[Extracted records]
§

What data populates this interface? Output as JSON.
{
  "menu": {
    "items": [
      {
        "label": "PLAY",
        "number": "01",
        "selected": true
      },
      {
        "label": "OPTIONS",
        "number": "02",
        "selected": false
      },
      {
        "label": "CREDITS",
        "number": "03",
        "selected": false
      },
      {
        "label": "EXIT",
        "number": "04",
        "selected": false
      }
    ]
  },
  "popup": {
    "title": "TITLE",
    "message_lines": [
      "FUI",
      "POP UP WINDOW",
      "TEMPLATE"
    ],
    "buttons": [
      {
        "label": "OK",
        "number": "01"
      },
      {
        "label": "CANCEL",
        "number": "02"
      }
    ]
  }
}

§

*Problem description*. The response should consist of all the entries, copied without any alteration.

*Output for this task*.
What data populates this interface? Output as JSON.
{
  "menu": {
    "items": [
      {
        "label": "PLAY",
        "number": "01",
        "selected": true
      },
      {
        "label": "OPTIONS",
        "number": "02",
        "selected": false
      },
      {
        "label": "CREDITS",
        "number": "03",
        "selected": false
      },
      {
        "label": "EXIT",
        "number": "04",
        "selected": false
      }
    ]
  },
  "popup": {
    "title": "TITLE",
    "message_lines": [
      "FUI",
      "POP UP WINDOW",
      "TEMPLATE"
    ],
    "buttons": [
      {
        "label": "OK",
        "number": "01"
      },
      {
        "label": "CANCEL",
        "number": "02"
      }
    ]
  }
}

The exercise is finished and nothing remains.